Please tally how many lines in the entries below include the word "image", giving only the number.

::: Record extracts :::

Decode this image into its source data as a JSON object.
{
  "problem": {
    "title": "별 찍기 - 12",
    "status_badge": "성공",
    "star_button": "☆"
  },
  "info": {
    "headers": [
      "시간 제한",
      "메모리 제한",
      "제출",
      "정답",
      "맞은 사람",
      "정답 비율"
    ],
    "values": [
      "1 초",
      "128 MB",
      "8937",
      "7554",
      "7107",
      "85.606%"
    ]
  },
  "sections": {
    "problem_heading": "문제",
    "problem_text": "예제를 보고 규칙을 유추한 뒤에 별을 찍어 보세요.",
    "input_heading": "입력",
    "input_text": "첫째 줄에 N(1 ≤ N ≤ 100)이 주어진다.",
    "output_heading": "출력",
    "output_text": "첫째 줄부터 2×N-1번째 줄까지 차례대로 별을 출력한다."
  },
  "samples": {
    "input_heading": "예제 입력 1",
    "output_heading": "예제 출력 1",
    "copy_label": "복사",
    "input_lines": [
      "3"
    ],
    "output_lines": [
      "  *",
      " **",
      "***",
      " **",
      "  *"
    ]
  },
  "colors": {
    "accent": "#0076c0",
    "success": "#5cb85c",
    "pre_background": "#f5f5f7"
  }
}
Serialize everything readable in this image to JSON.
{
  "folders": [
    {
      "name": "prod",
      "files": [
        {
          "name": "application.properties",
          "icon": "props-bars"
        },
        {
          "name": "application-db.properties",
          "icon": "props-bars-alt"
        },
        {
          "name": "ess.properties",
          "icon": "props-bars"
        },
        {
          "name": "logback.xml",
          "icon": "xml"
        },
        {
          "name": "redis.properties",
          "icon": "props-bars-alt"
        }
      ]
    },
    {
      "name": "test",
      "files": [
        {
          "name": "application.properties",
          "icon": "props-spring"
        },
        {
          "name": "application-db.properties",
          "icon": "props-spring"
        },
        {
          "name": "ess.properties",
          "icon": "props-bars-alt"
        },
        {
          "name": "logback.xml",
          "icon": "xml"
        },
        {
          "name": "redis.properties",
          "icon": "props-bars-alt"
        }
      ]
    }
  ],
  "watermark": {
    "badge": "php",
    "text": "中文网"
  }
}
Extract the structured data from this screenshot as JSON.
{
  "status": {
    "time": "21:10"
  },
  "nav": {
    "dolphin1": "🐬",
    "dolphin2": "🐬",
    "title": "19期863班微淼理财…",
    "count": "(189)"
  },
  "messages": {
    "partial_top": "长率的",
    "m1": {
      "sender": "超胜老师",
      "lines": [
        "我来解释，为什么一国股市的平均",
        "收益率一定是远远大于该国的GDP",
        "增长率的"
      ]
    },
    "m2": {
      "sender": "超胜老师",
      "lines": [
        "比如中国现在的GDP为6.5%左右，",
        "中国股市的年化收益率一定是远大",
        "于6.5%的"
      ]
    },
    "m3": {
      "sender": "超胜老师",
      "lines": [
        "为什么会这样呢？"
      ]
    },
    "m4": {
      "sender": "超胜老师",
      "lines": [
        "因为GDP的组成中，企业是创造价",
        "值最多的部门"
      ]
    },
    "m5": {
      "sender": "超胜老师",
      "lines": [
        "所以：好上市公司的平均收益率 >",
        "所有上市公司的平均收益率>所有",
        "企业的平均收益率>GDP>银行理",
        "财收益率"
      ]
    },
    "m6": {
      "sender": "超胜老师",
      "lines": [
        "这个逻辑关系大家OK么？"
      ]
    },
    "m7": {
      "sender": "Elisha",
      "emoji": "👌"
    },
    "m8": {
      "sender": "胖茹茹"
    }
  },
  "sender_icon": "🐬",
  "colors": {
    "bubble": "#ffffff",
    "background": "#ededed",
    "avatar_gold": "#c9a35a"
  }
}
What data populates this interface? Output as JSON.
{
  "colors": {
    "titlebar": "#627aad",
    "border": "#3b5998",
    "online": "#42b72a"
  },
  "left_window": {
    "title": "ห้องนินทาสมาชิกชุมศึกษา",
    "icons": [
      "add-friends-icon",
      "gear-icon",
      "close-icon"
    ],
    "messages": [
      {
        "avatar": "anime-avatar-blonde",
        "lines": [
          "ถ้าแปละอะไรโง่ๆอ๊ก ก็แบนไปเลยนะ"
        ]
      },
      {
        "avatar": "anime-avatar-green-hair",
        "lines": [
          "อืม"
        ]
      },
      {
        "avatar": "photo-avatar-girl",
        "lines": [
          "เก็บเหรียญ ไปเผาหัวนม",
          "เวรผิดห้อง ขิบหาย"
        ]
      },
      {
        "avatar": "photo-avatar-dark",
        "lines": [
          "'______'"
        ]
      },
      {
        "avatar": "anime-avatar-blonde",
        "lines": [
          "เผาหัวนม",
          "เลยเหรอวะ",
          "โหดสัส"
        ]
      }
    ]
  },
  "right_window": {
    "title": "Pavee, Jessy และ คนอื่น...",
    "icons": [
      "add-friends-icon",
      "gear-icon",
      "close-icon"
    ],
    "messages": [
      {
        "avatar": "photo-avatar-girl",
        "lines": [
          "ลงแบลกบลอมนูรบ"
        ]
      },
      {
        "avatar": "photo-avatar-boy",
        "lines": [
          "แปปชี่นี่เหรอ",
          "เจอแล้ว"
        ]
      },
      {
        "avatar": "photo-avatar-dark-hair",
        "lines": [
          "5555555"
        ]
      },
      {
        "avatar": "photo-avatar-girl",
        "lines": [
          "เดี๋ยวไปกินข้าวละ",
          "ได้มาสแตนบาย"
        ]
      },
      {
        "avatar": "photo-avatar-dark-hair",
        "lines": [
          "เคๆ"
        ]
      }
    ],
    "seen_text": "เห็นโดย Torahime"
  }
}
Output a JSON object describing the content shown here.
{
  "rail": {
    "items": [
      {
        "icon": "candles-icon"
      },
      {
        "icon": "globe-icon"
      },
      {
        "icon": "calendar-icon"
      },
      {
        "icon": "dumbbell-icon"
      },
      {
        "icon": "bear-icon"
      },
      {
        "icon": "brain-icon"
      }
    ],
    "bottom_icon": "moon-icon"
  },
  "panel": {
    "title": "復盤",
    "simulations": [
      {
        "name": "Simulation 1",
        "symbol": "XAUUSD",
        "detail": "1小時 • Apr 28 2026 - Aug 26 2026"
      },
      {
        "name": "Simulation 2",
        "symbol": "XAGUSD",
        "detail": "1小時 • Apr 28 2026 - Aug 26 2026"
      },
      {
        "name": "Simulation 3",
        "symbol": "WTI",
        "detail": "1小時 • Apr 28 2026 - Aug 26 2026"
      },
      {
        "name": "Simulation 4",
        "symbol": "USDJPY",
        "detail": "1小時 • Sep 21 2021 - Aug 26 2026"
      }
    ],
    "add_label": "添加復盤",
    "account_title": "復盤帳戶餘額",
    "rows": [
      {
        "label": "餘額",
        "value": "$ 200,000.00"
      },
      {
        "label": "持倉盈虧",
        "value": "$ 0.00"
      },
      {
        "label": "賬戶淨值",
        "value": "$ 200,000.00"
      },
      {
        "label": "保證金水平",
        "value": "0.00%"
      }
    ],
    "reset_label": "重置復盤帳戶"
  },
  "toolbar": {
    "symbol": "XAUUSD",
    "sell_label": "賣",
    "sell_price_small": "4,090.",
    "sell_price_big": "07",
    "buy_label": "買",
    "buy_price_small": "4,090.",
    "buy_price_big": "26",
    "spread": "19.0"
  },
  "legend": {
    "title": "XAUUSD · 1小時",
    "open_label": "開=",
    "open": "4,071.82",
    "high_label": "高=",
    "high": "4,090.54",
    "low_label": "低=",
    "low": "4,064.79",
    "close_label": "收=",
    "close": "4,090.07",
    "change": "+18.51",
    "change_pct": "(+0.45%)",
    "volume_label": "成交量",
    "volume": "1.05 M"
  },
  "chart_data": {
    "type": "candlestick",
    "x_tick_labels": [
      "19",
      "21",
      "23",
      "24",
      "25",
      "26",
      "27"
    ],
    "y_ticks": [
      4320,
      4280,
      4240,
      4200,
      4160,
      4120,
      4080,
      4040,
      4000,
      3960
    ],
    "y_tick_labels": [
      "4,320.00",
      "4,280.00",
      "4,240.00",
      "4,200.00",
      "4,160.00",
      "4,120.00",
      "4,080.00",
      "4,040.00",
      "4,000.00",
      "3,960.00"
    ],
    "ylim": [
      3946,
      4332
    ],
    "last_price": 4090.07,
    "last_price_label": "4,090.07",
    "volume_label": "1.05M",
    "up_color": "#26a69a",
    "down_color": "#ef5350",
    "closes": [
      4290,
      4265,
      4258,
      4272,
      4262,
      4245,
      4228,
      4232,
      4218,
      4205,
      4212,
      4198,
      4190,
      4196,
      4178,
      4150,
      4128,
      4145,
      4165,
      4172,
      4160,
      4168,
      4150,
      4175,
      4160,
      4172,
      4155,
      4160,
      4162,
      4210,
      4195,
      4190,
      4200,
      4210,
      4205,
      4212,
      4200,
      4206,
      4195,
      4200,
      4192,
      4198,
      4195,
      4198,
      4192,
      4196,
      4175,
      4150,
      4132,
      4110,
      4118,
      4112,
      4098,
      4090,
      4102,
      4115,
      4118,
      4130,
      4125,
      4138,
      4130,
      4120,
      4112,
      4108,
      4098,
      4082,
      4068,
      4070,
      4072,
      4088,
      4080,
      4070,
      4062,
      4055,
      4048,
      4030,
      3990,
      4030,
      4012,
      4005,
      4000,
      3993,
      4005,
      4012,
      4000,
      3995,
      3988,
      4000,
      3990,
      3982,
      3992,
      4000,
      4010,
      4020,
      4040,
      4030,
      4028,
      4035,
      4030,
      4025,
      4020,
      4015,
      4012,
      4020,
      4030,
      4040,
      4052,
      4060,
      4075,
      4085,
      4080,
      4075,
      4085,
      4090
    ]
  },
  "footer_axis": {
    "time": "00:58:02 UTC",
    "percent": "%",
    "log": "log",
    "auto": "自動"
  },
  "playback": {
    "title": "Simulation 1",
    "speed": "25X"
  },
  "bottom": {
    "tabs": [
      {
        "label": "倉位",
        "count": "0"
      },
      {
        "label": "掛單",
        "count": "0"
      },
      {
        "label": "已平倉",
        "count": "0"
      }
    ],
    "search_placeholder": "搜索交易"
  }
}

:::

→ Answer for the task:
2